With the shelter-in-place order set indefinitely, people are resorting to outdoor activities to keep themselves busy and active.

In an attempt to curb the spread of the coronavirus pandemic, gyms, malls, school sports, and all other forms of social gatherings have been suspended. During this time, many have decided to spend their days in the outdoors through various activities such as biking, hiking, and running.

“My mom, sister, and I love going on hikes every other afternoon,” Cal High senior Bannie Bajwa said.

While many public parks have been closed, Bajwa said it hasn’t been hard to find a hill to hike. It also hasn’t been hard to find a trail to run, walk or bike along.

The Iron Horse trail, one of Contra Costa’s most popular trails, has become even more busy than before.
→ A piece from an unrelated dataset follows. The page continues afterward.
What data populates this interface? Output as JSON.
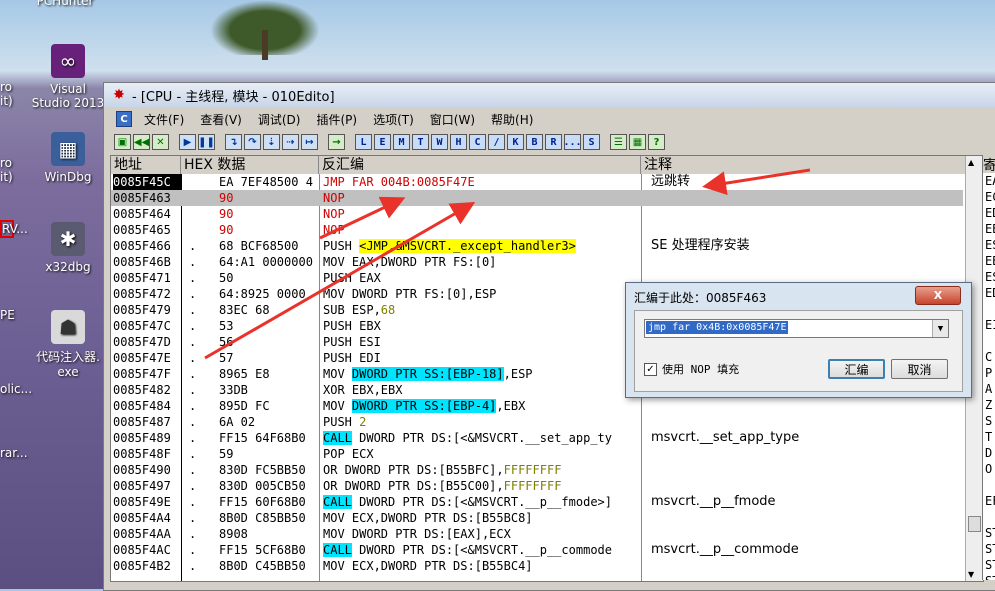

At any given time of day, one is sure to find many people engaging in various forms of physical activity, be it biking, running, or walking. 

Some have even picked up new forms of staying active during such a difficult time.

“During the first week of quarantine, I taught myself how to ride a skateboard and ever since then, I like to ride it down a couple miles on the trail every so often,” senior Faustina Ha said.

“It allows me to stay active and healthy since my gym is closed.” 

Before the lockdown, Ha was a gymnastics instructor at Diablo Gymnastics. But because of the closure of her gym, she is determined to keep active by being outside.

Others see the lockdown as an opportunity to exercise when they previously were unable to because of their busy school schedule.

“Working from home has given me more time to go out and take daily walks or start jogging,” said Deborah Wright, who walks her neighborhood daily with her daughter who is a senior at Cal. “I didn’t have as much time to do this before [the lockdown].” 

While many students have been staying active, they’ve definitely felt the brunt of not being able to share these activities with their friends.

“I like skating for a couple hours everyday, but it’s not as fun anymore when I can’t do it with my friends,” said sophomore Sunny Jayaram, who noted the places he can go to skate are also limited since schools and many parks are closed 

Although many would think the six-feet distance rule would negate any possibility of team sports, this is not the case. Many big families have been able to play sports such as soccer and football amongst each other. In some parks, one may even see the occasional “illegal” soccer or football game happening between large groups of people.

Before it’s closure, Mt. Diablo was a popular site for hikers and bikers and on any given day was filled with people for miles. Some would even say the six feet distance rule was broken multiple times due to the vast majority of people there. It’s closure, however, and the closure of multiple public parks, has forced people to exercise anywhere and everywhere, such as on the streets of the main road as well as empty parking lots. 

“The way I see it, if I were to stay home all day everyday, I would go crazy,” Bajwa said. “I need to get out every so often and do some sort of physical activity.”